▶ [What to do]:
Each line below containing the word "title" needs to be shown.

▶ [Provided data]:
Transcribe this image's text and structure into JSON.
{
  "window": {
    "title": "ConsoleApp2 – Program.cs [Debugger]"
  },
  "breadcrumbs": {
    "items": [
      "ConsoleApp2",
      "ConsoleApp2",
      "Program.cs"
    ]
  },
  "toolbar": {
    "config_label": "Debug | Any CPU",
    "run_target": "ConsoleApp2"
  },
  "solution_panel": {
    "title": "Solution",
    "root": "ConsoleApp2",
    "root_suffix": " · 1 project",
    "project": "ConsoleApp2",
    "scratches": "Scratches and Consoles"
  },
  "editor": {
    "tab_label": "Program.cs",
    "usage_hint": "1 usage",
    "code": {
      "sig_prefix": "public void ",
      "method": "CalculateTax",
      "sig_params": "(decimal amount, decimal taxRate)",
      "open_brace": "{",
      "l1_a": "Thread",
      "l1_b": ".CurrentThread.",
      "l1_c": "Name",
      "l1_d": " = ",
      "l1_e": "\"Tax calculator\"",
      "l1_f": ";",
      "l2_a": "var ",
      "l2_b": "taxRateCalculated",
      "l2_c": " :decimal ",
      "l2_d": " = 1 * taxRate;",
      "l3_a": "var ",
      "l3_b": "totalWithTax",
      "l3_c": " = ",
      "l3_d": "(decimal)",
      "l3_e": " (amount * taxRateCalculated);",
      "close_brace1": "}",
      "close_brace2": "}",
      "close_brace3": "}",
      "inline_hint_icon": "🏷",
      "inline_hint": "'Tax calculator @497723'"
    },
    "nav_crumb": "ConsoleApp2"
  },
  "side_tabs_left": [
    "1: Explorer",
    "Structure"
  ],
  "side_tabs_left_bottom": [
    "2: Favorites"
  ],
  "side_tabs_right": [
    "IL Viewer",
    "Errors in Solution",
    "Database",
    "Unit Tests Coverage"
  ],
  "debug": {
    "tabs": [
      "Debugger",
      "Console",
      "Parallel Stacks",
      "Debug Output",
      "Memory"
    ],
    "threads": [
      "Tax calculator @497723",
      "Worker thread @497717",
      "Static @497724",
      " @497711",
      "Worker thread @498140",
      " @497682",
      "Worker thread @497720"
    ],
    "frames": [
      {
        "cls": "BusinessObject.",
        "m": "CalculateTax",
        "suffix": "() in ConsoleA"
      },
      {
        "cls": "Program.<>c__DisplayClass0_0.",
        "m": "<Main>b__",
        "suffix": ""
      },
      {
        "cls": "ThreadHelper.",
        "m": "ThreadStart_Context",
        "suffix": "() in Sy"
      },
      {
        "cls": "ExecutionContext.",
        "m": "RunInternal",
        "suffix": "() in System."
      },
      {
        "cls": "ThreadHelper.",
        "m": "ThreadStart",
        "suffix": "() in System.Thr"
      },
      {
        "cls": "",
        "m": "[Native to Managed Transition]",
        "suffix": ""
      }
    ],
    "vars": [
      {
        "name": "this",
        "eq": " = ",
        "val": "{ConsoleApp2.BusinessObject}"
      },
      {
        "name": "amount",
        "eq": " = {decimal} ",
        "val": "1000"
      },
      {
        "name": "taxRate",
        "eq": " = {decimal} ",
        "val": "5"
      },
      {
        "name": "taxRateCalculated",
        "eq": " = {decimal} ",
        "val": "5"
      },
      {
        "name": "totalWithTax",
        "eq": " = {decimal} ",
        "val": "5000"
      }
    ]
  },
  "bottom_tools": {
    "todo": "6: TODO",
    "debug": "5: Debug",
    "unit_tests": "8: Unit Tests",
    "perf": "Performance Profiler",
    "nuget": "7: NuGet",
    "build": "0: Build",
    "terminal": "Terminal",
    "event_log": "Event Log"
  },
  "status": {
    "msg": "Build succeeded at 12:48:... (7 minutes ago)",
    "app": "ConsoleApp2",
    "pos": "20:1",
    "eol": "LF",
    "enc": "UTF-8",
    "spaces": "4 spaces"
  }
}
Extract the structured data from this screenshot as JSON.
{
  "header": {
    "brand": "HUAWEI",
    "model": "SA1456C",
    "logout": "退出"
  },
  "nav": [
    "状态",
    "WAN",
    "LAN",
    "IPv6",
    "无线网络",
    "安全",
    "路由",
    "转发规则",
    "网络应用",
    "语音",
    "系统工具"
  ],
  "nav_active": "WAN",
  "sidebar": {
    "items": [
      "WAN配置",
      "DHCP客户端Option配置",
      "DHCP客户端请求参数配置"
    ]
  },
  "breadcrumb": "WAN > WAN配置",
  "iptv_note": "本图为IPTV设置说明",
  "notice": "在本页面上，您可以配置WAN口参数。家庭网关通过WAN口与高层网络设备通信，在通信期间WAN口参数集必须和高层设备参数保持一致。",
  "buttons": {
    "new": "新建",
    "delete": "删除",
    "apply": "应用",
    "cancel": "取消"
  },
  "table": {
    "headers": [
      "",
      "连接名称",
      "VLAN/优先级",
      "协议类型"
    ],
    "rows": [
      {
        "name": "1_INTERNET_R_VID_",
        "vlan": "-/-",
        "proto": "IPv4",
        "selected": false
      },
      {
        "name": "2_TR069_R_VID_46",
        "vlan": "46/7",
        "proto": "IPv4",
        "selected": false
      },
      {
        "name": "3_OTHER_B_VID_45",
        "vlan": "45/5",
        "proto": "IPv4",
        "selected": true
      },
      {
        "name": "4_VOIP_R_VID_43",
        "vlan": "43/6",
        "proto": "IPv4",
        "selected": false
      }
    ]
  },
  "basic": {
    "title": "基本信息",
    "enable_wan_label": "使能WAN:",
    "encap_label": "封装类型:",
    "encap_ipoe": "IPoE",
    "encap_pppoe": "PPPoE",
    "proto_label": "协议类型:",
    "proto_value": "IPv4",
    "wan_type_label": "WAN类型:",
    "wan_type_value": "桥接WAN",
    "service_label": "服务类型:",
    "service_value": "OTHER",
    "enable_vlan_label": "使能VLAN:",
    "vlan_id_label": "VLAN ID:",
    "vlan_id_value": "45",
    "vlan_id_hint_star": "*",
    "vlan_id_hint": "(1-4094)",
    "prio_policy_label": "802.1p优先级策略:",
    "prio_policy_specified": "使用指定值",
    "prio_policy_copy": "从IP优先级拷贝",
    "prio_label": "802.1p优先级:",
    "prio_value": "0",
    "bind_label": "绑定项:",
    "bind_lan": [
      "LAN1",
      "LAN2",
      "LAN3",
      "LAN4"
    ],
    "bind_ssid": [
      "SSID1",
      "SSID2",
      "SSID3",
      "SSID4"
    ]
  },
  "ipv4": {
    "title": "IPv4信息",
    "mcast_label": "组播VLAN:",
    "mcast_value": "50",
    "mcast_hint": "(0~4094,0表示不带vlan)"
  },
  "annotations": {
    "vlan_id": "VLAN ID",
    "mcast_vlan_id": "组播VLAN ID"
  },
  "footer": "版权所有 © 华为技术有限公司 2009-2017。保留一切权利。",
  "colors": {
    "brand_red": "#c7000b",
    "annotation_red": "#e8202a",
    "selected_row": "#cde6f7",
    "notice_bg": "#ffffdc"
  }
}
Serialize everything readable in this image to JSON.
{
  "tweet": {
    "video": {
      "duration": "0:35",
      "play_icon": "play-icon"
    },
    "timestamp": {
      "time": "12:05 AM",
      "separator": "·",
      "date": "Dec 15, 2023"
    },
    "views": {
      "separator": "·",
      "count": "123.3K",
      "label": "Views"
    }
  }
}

▶ [Task response]:
    "title": "ConsoleApp2 – Program.cs [Debugger]"
    "title": "Solution",
    "title": "基本信息",
    "title": "IPv4信息",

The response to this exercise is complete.